#### Work task
Every record, from the first to the last, is to be printed again exactly.

_____

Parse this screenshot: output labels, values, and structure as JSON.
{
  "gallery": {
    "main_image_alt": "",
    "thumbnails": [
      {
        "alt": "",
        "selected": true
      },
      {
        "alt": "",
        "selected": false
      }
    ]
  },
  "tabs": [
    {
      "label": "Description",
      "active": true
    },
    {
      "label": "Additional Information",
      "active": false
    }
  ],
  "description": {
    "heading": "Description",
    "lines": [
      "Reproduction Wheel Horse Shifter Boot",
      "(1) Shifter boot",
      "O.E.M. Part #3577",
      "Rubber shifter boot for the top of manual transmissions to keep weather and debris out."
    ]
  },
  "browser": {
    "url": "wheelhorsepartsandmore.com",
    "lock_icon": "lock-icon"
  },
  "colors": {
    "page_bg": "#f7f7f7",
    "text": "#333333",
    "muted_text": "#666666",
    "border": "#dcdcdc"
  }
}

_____

#### Task answer
Parse this screenshot: output labels, values, and structure as JSON.
{
  "gallery": {
    "main_image_alt": "",
    "thumbnails": [
      {
        "alt": "",
        "selected": true
      },
      {
        "alt": "",
        "selected": false
      }
    ]
  },
  "tabs": [
    {
      "label": "Description",
      "active": true
    },
    {
      "label": "Additional Information",
      "active": false
    }
  ],
  "description": {
    "heading": "Description",
    "lines": [
      "Reproduction Wheel Horse Shifter Boot",
      "(1) Shifter boot",
      "O.E.M. Part #3577",
      "Rubber shifter boot for the top of manual transmissions to keep weather and debris out."
    ]
  },
  "browser": {
    "url": "wheelhorsepartsandmore.com",
    "lock_icon": "lock-icon"
  },
  "colors": {
    "page_bg": "#f7f7f7",
    "text": "#333333",
    "muted_text": "#666666",
    "border": "#dcdcdc"
  }
}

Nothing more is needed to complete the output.